> Brief
Search the records for the string "JSON" and copy every line in which it appears.

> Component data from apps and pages
========================================

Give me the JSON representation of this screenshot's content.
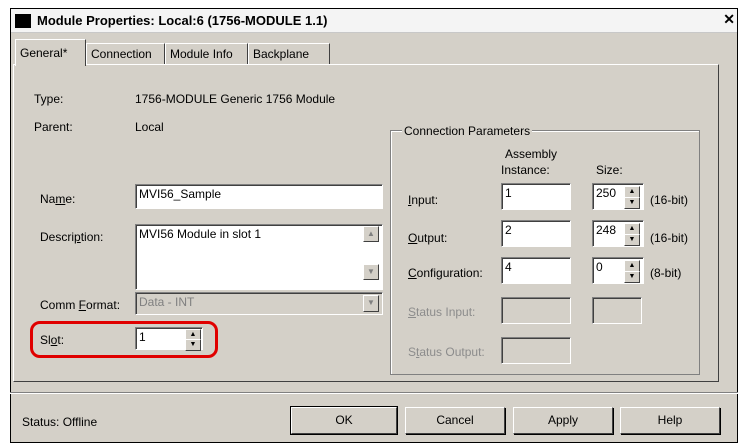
{
  "window": {
    "title": "Module Properties: Local:6 (1756-MODULE 1.1)",
    "close_glyph": "✕"
  },
  "tabs": [
    {
      "label": "General*"
    },
    {
      "label": "Connection"
    },
    {
      "label": "Module Info"
    },
    {
      "label": "Backplane"
    }
  ],
  "general": {
    "type_label": "Type:",
    "type_value": "1756-MODULE Generic 1756 Module",
    "parent_label": "Parent:",
    "parent_value": "Local",
    "name_label_pre": "Na",
    "name_label_u": "m",
    "name_label_post": "e:",
    "name_value": "MVI56_Sample",
    "description_label_pre": "Descri",
    "description_label_u": "p",
    "description_label_post": "tion:",
    "description_value": "MVI56 Module in slot 1",
    "comm_format_label_pre": "Comm ",
    "comm_format_label_u": "F",
    "comm_format_label_post": "ormat:",
    "comm_format_value": "Data - INT",
    "slot_label_pre": "Sl",
    "slot_label_u": "o",
    "slot_label_post": "t:",
    "slot_value": "1"
  },
  "connection_parameters": {
    "title": "Connection Parameters",
    "assembly_header_1": "Assembly",
    "assembly_header_2": "Instance:",
    "size_header": "Size:",
    "rows": [
      {
        "label_pre": "",
        "label_u": "I",
        "label_post": "nput:",
        "instance": "1",
        "size": "250",
        "unit": "(16-bit)"
      },
      {
        "label_pre": "",
        "label_u": "O",
        "label_post": "utput:",
        "instance": "2",
        "size": "248",
        "unit": "(16-bit)"
      },
      {
        "label_pre": "",
        "label_u": "C",
        "label_post": "onfiguration:",
        "instance": "4",
        "size": "0",
        "unit": "(8-bit)"
      }
    ],
    "status_input_label_pre": "",
    "status_input_label_u": "S",
    "status_input_label_post": "tatus Input:",
    "status_output_label_pre": "S",
    "status_output_label_u": "t",
    "status_output_label_post": "atus Output:"
  },
  "footer": {
    "status_text": "Status:  Offline",
    "ok_label": "OK",
    "cancel_label": "Cancel",
    "apply_label": "Apply",
    "help_label": "Help"
  },
  "colors": {
    "dialog_bg": "#d4d0c8",
    "highlight": "#e00000"
  },
  "icons": {
    "spin_up": "▲",
    "spin_down": "▼",
    "scroll_up": "▲",
    "scroll_down": "▼"
  }
}
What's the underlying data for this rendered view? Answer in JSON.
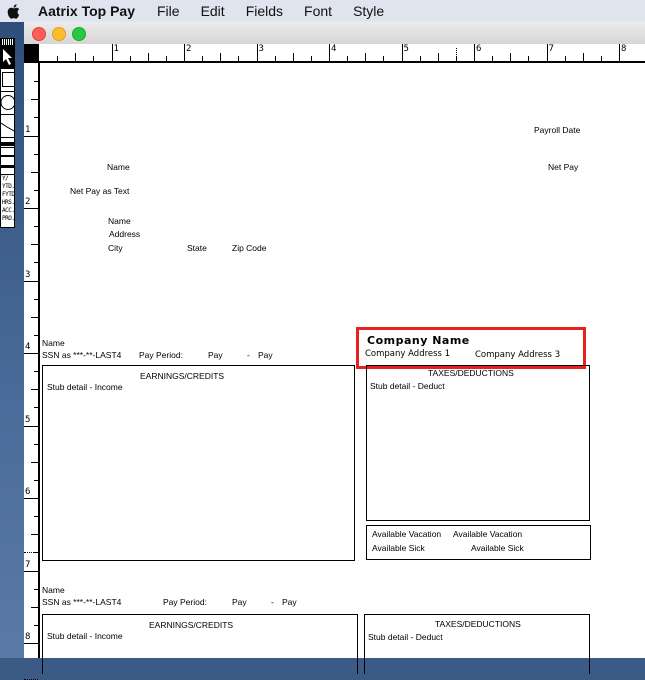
{
  "menubar": {
    "apple_icon": "apple-logo-icon",
    "app_name": "Aatrix Top Pay",
    "items": [
      "File",
      "Edit",
      "Fields",
      "Font",
      "Style"
    ]
  },
  "window": {
    "controls": [
      "close",
      "minimize",
      "zoom"
    ]
  },
  "palette": {
    "tools": [
      "arrow-tool",
      "rectangle-tool",
      "oval-tool",
      "line-tool",
      "thick-line",
      "medium-line",
      "thin-line"
    ],
    "text_items": [
      "Y/",
      "YTD.",
      "FYTD",
      "HRS.",
      "ACC.",
      "PRO."
    ]
  },
  "rulers": {
    "horizontal": [
      "1",
      "2",
      "3",
      "4",
      "5",
      "6",
      "7",
      "8"
    ],
    "vertical": [
      "1",
      "2",
      "3",
      "4",
      "5",
      "6",
      "7",
      "8"
    ]
  },
  "check_section": {
    "payroll_date": "Payroll Date",
    "name": "Name",
    "net_pay": "Net Pay",
    "net_pay_text": "Net Pay as Text",
    "address_name": "Name",
    "address": "Address",
    "city": "City",
    "state": "State",
    "zip": "Zip Code"
  },
  "stub1": {
    "name": "Name",
    "ssn": "SSN as ***-**-LAST4",
    "pay_period_label": "Pay Period:",
    "pay_start": "Pay",
    "dash": "-",
    "pay_end": "Pay",
    "company_name": "Company Name",
    "company_address_1": "Company Address 1",
    "company_address_3": "Company Address 3",
    "earnings_title": "EARNINGS/CREDITS",
    "earnings_detail": "Stub detail - Income",
    "taxes_title": "TAXES/DEDUCTIONS",
    "taxes_detail": "Stub detail - Deduct",
    "vacation_label": "Available Vacation",
    "vacation_value": "Available Vacation",
    "sick_label": "Available Sick",
    "sick_value": "Available Sick"
  },
  "stub2": {
    "name": "Name",
    "ssn": "SSN as ***-**-LAST4",
    "pay_period_label": "Pay Period:",
    "pay_start": "Pay",
    "dash": "-",
    "pay_end": "Pay",
    "earnings_title": "EARNINGS/CREDITS",
    "earnings_detail": "Stub detail - Income",
    "taxes_title": "TAXES/DEDUCTIONS",
    "taxes_detail": "Stub detail - Deduct"
  },
  "colors": {
    "highlight": "#e8211f"
  }
}
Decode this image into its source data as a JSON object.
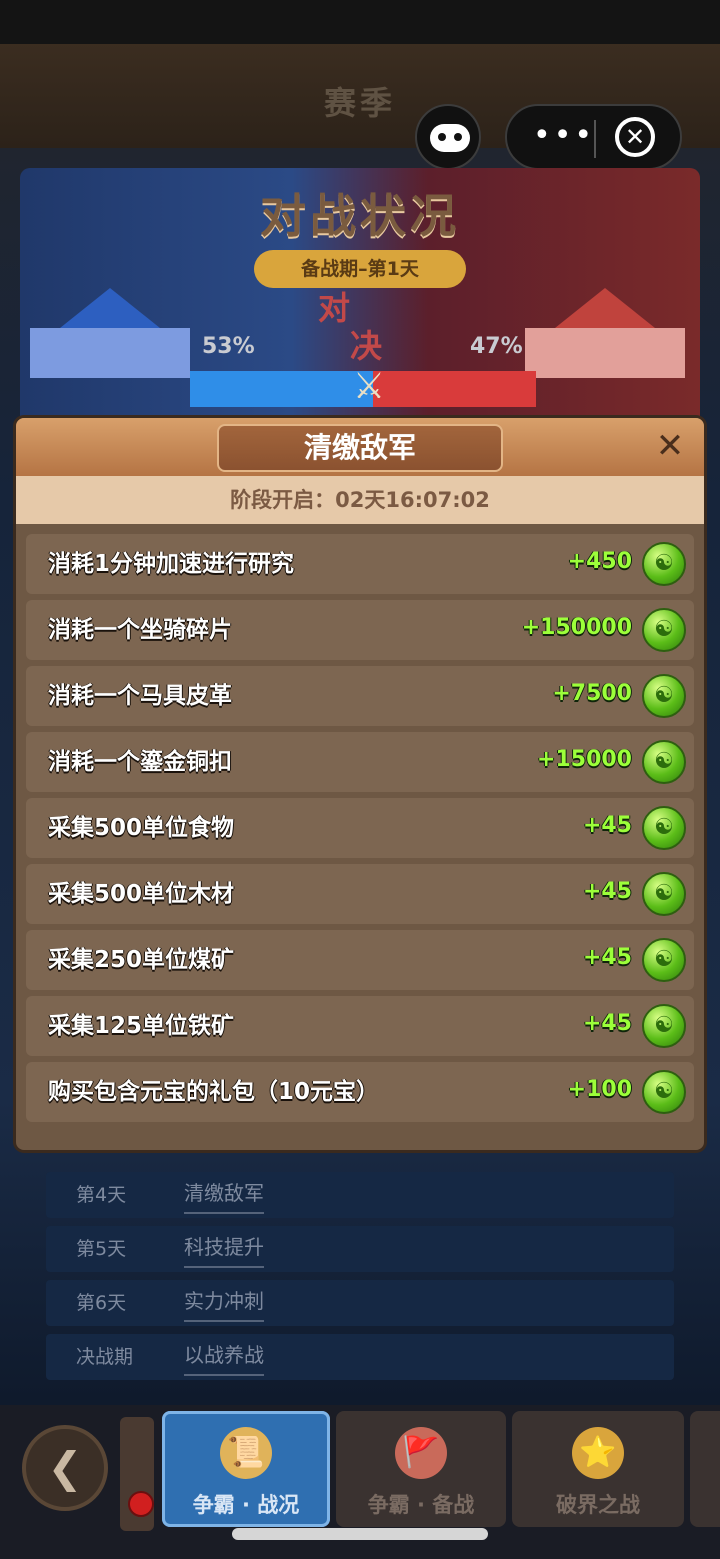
{
  "header": {
    "season_title": "赛季"
  },
  "capsule": {
    "menu_dots": "•••",
    "close_glyph": "✕"
  },
  "battle": {
    "title": "对战状况",
    "phase": "备战期–第1天",
    "vs_top": "对",
    "vs_bottom": "决",
    "blue_percent_label": "53%",
    "red_percent_label": "47%",
    "blue_share": 0.53,
    "red_share": 0.47,
    "colors": {
      "blue": "#2f8ee8",
      "red": "#d93b3b"
    }
  },
  "modal": {
    "title": "清缴敌军",
    "close_glyph": "✕",
    "phase_open": "阶段开启：02天16:07:02",
    "tasks": [
      {
        "label": "消耗1分钟加速进行研究",
        "points": "+450"
      },
      {
        "label": "消耗一个坐骑碎片",
        "points": "+150000"
      },
      {
        "label": "消耗一个马具皮革",
        "points": "+7500"
      },
      {
        "label": "消耗一个鎏金铜扣",
        "points": "+15000"
      },
      {
        "label": "采集500单位食物",
        "points": "+45"
      },
      {
        "label": "采集500单位木材",
        "points": "+45"
      },
      {
        "label": "采集250单位煤矿",
        "points": "+45"
      },
      {
        "label": "采集125单位铁矿",
        "points": "+45"
      },
      {
        "label": "购买包含元宝的礼包（10元宝）",
        "points": "+100"
      }
    ],
    "point_icon": "jade-dragon-icon"
  },
  "schedule": [
    {
      "day": "第4天",
      "name": "清缴敌军"
    },
    {
      "day": "第5天",
      "name": "科技提升"
    },
    {
      "day": "第6天",
      "name": "实力冲刺"
    },
    {
      "day": "决战期",
      "name": "以战养战"
    }
  ],
  "bottom_nav": {
    "back_glyph": "❮",
    "tabs": [
      {
        "label": "争霸 · 战况",
        "icon": "scroll-icon",
        "active": true
      },
      {
        "label": "争霸 · 备战",
        "icon": "banner-icon",
        "active": false
      },
      {
        "label": "破界之战",
        "icon": "medal-icon",
        "active": false
      }
    ]
  }
}
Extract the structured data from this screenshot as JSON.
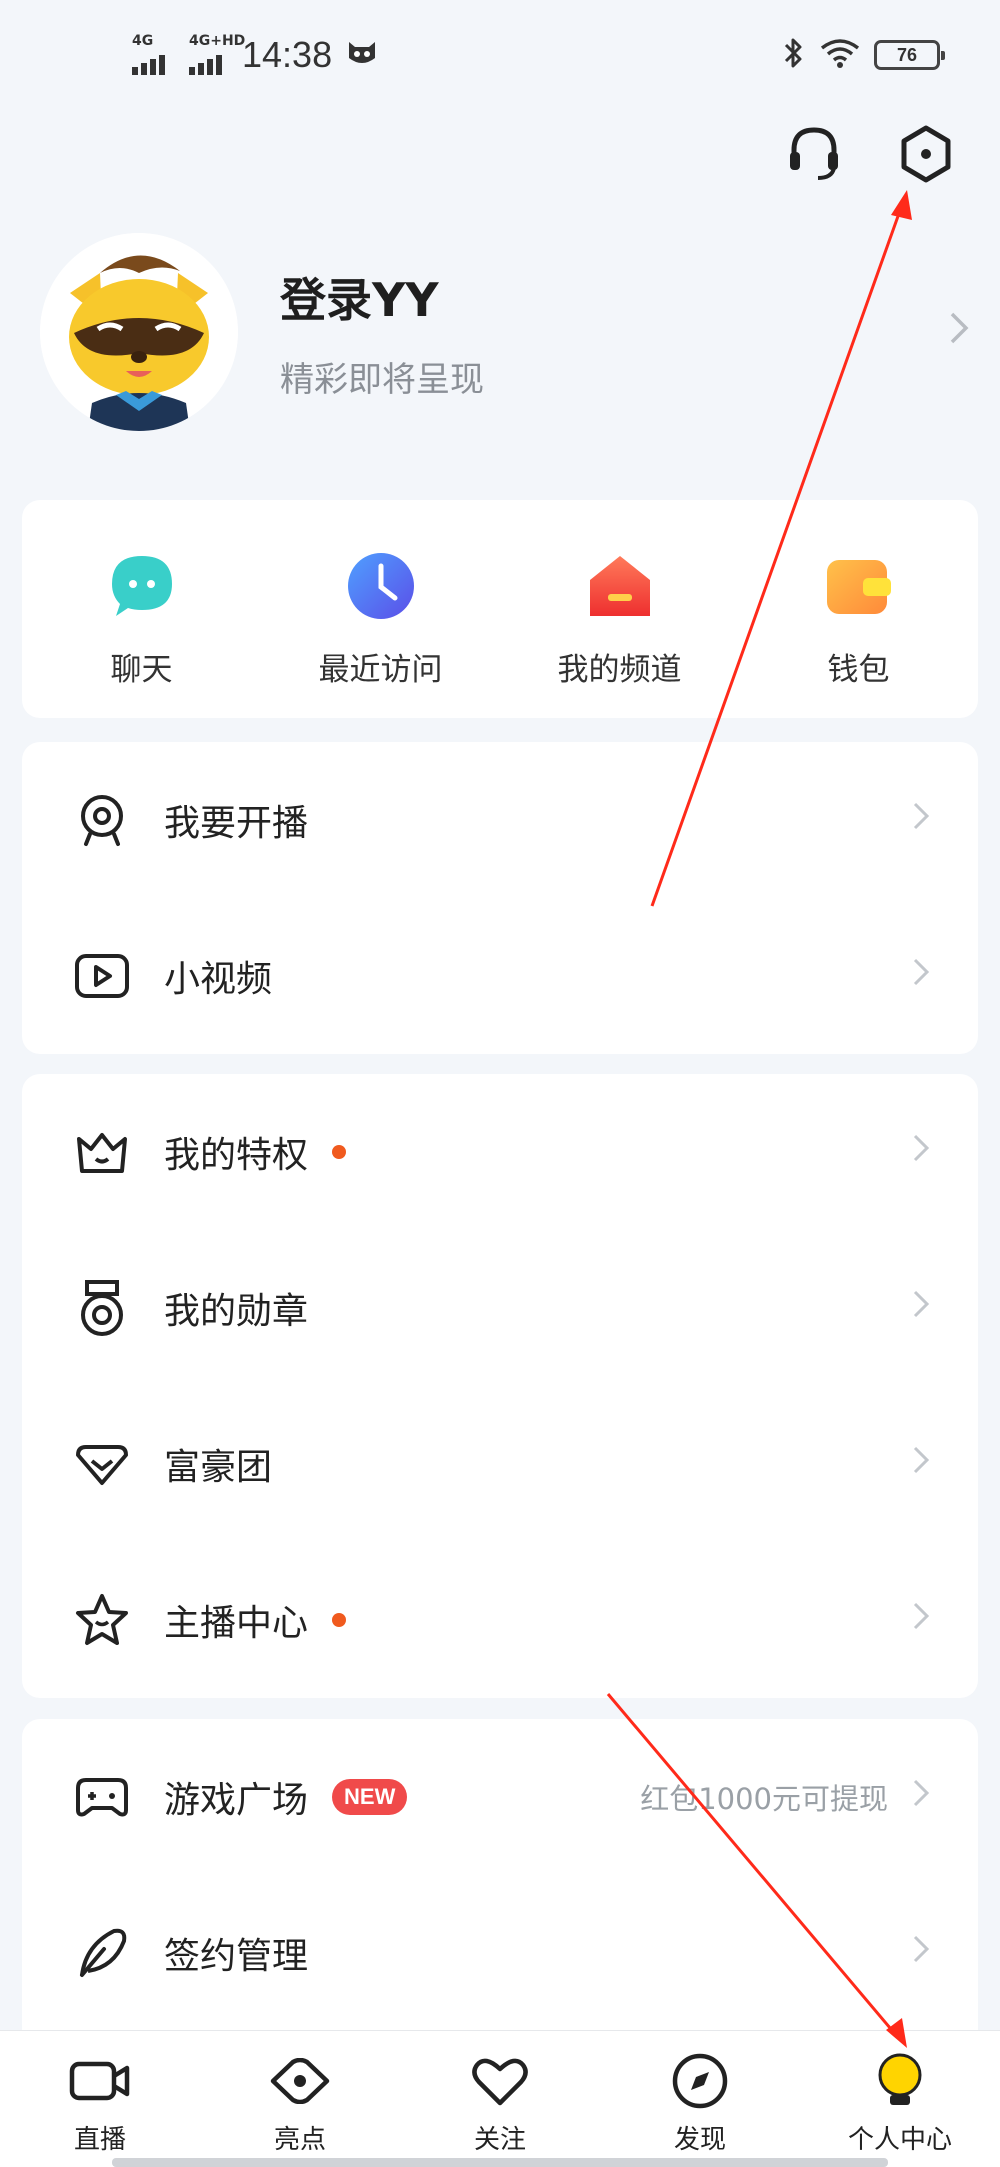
{
  "status_bar": {
    "signal_1": "4G",
    "signal_2": "4G+HD",
    "time": "14:38",
    "battery": "76"
  },
  "header": {
    "support_icon": "headset-icon",
    "settings_icon": "hexagon-settings-icon"
  },
  "profile": {
    "title": "登录YY",
    "subtitle": "精彩即将呈现"
  },
  "quick_actions": [
    {
      "label": "聊天",
      "icon": "chat-bubble-icon",
      "color": "#39cfc9"
    },
    {
      "label": "最近访问",
      "icon": "clock-icon",
      "color": "#4f6cf0"
    },
    {
      "label": "我的频道",
      "icon": "house-icon",
      "color": "#f0463c"
    },
    {
      "label": "钱包",
      "icon": "wallet-icon",
      "color": "#f6a531"
    }
  ],
  "section_1": [
    {
      "label": "我要开播",
      "icon": "webcam-icon"
    },
    {
      "label": "小视频",
      "icon": "play-video-icon"
    }
  ],
  "section_2": [
    {
      "label": "我的特权",
      "icon": "crown-icon",
      "dot": true
    },
    {
      "label": "我的勋章",
      "icon": "medal-icon",
      "dot": false
    },
    {
      "label": "富豪团",
      "icon": "diamond-icon",
      "dot": false
    },
    {
      "label": "主播中心",
      "icon": "star-icon",
      "dot": true
    }
  ],
  "section_3": [
    {
      "label": "游戏广场",
      "icon": "gamepad-icon",
      "badge": "NEW",
      "trail": "红包1000元可提现"
    },
    {
      "label": "签约管理",
      "icon": "feather-icon"
    }
  ],
  "tabbar": [
    {
      "label": "直播",
      "icon": "video-camera-icon"
    },
    {
      "label": "亮点",
      "icon": "eye-icon"
    },
    {
      "label": "关注",
      "icon": "heart-icon"
    },
    {
      "label": "发现",
      "icon": "compass-icon"
    },
    {
      "label": "个人中心",
      "icon": "lightbulb-icon",
      "active": true
    }
  ],
  "colors": {
    "accent_dot": "#f05a1e",
    "new_badge": "#f04a4a",
    "active_tab": "#ffd400",
    "annotation_arrow": "#ff2a1a"
  }
}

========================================

> Exercise result
Give me the JSON representation of this screenshot's content.
What's the underlying data for this rendered view? Answer in JSON.
Decode this image into its source data as a JSON object.
Extract the structured data from this screenshot as JSON.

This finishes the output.